• TASK ITEM: Gather all lines in the entries that include the word "Applications".

(DATA)

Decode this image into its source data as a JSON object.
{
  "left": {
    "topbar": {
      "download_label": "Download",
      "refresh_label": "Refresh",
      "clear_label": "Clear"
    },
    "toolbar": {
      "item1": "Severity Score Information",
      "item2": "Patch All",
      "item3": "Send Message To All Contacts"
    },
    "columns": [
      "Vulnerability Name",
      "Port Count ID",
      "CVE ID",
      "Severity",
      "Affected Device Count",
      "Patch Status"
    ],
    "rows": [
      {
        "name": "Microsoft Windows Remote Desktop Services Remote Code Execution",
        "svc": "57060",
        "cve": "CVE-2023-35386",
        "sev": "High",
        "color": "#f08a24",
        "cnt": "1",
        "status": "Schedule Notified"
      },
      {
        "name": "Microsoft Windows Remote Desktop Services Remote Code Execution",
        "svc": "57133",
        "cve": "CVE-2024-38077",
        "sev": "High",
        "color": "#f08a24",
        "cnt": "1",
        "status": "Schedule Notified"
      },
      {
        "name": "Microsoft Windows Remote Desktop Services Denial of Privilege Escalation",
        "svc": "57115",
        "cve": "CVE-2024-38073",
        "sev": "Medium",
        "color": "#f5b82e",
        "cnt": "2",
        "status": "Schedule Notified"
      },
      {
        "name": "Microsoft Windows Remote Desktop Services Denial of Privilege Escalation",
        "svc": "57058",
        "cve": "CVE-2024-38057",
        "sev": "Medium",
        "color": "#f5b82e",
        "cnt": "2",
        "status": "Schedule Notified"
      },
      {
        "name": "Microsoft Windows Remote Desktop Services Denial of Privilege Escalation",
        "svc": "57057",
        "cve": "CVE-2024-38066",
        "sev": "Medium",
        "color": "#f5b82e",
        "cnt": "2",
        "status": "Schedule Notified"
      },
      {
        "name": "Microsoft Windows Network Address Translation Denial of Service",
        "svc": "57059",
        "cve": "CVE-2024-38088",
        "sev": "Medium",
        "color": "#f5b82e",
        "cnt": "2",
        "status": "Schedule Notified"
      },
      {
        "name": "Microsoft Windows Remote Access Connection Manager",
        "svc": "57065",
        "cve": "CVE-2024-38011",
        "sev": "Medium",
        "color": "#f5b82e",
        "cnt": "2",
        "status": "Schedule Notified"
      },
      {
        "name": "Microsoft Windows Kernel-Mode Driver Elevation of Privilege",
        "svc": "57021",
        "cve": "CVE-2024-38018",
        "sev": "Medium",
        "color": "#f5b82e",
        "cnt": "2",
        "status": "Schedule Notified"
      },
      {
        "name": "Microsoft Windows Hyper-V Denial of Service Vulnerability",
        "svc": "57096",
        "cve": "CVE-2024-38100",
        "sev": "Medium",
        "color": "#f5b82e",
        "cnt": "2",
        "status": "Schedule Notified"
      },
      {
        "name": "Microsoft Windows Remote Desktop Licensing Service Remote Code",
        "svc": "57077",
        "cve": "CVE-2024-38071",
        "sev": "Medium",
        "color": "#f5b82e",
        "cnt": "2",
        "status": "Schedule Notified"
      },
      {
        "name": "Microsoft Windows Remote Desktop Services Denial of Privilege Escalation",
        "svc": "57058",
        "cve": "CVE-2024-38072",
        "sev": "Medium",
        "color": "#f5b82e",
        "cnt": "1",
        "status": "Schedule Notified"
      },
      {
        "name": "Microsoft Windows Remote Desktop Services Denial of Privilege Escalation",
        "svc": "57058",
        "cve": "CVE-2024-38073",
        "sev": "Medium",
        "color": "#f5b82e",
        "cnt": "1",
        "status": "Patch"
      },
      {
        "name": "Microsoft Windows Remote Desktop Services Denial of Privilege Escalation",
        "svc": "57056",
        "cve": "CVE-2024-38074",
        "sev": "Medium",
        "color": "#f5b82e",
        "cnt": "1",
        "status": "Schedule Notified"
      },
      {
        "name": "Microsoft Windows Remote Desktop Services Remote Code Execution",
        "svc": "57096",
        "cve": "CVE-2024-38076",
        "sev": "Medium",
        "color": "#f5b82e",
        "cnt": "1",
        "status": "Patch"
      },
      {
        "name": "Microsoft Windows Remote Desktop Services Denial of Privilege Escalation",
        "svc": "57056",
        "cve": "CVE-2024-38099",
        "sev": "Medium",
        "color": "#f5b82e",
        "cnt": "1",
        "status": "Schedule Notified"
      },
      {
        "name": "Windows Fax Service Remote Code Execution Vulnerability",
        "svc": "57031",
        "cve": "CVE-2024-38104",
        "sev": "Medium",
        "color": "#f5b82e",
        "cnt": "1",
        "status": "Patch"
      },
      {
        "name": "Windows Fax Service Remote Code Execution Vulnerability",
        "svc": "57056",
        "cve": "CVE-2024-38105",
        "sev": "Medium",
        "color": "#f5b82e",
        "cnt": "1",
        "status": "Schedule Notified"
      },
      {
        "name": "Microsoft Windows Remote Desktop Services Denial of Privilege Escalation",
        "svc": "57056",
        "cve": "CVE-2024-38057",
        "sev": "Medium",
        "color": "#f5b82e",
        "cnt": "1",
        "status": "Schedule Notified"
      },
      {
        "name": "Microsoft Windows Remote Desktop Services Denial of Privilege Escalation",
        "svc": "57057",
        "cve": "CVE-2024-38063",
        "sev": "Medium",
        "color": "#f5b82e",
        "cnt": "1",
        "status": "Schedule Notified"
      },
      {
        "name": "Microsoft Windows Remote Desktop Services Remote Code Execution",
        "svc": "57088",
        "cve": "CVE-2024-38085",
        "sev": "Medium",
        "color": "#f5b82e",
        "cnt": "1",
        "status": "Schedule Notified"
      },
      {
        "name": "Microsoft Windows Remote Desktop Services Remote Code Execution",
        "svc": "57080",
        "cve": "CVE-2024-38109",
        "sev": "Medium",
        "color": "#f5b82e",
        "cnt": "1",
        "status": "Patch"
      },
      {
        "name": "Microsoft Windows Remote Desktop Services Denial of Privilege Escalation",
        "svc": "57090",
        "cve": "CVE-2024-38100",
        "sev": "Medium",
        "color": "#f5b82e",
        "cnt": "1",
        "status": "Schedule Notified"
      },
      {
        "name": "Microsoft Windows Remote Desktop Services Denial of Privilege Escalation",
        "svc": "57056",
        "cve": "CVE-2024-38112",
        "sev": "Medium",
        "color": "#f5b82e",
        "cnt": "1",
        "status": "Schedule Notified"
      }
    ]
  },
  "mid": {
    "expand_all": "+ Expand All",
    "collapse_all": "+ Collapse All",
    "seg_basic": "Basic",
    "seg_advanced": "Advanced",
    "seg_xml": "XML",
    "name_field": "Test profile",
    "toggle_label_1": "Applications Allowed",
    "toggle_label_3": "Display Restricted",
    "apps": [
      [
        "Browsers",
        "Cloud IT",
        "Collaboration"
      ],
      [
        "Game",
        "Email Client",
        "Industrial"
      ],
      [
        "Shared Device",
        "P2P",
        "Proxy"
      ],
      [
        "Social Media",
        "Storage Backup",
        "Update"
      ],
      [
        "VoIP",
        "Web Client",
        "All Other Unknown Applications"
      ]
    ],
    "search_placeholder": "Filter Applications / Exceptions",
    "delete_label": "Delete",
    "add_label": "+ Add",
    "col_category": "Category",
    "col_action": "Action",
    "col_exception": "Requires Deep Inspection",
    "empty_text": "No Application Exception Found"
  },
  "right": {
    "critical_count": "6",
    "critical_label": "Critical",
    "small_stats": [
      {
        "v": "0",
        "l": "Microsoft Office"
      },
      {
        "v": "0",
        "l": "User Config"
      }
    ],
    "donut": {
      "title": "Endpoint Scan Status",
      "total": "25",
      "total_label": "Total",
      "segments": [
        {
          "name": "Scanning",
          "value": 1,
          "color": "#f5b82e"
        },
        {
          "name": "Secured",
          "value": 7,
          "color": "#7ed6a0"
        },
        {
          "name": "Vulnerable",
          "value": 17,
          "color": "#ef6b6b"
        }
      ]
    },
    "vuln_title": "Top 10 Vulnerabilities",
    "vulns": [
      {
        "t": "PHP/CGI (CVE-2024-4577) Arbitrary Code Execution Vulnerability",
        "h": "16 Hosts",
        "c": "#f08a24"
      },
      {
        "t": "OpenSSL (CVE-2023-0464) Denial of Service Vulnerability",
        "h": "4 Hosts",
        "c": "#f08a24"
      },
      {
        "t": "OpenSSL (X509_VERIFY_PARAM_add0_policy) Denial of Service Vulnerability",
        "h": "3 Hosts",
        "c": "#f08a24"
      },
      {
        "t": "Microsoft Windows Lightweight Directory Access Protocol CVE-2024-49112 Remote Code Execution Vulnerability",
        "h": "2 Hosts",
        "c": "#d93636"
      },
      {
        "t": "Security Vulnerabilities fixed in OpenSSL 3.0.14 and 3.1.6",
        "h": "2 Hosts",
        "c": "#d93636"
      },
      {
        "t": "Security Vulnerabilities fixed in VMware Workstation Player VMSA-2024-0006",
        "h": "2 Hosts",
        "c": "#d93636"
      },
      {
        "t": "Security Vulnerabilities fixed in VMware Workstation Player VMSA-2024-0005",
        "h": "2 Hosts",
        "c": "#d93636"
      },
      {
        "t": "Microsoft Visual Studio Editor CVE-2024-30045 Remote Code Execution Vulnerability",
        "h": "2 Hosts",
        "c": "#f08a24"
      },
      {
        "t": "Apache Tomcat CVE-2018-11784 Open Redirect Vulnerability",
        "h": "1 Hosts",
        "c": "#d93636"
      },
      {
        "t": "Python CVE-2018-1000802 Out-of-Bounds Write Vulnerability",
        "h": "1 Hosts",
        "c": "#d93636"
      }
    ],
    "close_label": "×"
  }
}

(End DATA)

• TASK SOLUTION:
    "toggle_label_1": "Applications Allowed",
        "All Other Unknown Applications"
    "search_placeholder": "Filter Applications / Exceptions",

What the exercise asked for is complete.